### [Prompt]
All of the data below should be set down again verbatim, without any images.

### [Provided information]
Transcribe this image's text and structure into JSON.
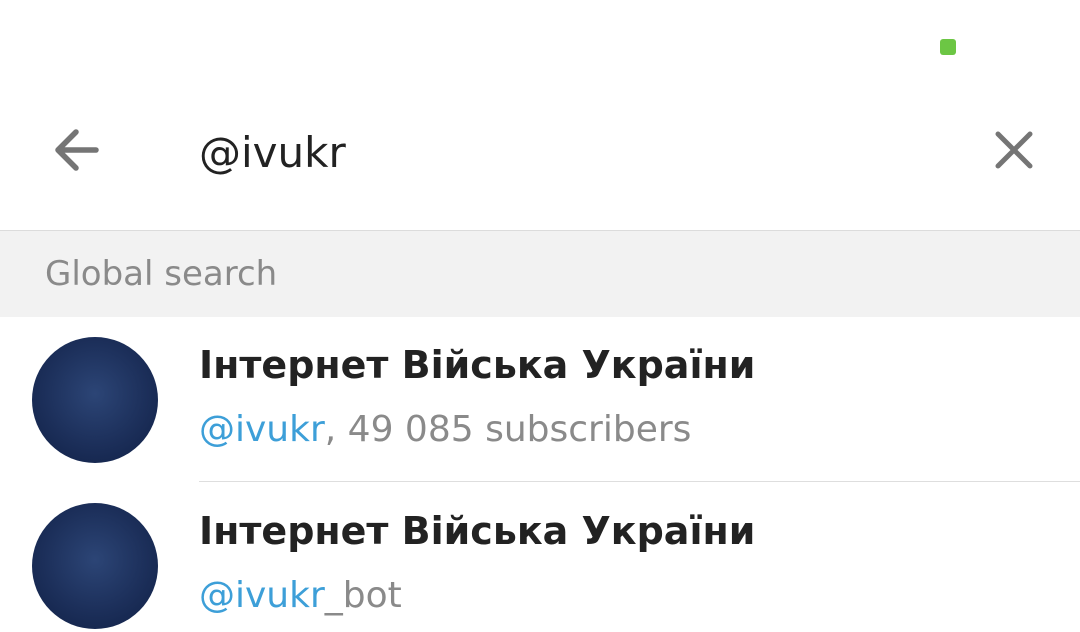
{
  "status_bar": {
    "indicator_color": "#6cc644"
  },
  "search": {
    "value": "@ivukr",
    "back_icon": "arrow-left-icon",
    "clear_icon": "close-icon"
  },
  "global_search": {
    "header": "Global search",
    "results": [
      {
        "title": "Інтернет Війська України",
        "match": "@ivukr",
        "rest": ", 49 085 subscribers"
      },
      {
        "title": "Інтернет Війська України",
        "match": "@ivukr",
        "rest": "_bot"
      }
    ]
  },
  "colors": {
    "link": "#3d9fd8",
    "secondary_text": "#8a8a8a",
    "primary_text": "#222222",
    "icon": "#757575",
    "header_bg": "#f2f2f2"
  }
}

### [Solution for this task]
Transcribe this image's text and structure into JSON.
{
  "status_bar": {
    "indicator_color": "#6cc644"
  },
  "search": {
    "value": "@ivukr",
    "back_icon": "arrow-left-icon",
    "clear_icon": "close-icon"
  },
  "global_search": {
    "header": "Global search",
    "results": [
      {
        "title": "Інтернет Війська України",
        "match": "@ivukr",
        "rest": ", 49 085 subscribers"
      },
      {
        "title": "Інтернет Війська України",
        "match": "@ivukr",
        "rest": "_bot"
      }
    ]
  },
  "colors": {
    "link": "#3d9fd8",
    "secondary_text": "#8a8a8a",
    "primary_text": "#222222",
    "icon": "#757575",
    "header_bg": "#f2f2f2"
  }
}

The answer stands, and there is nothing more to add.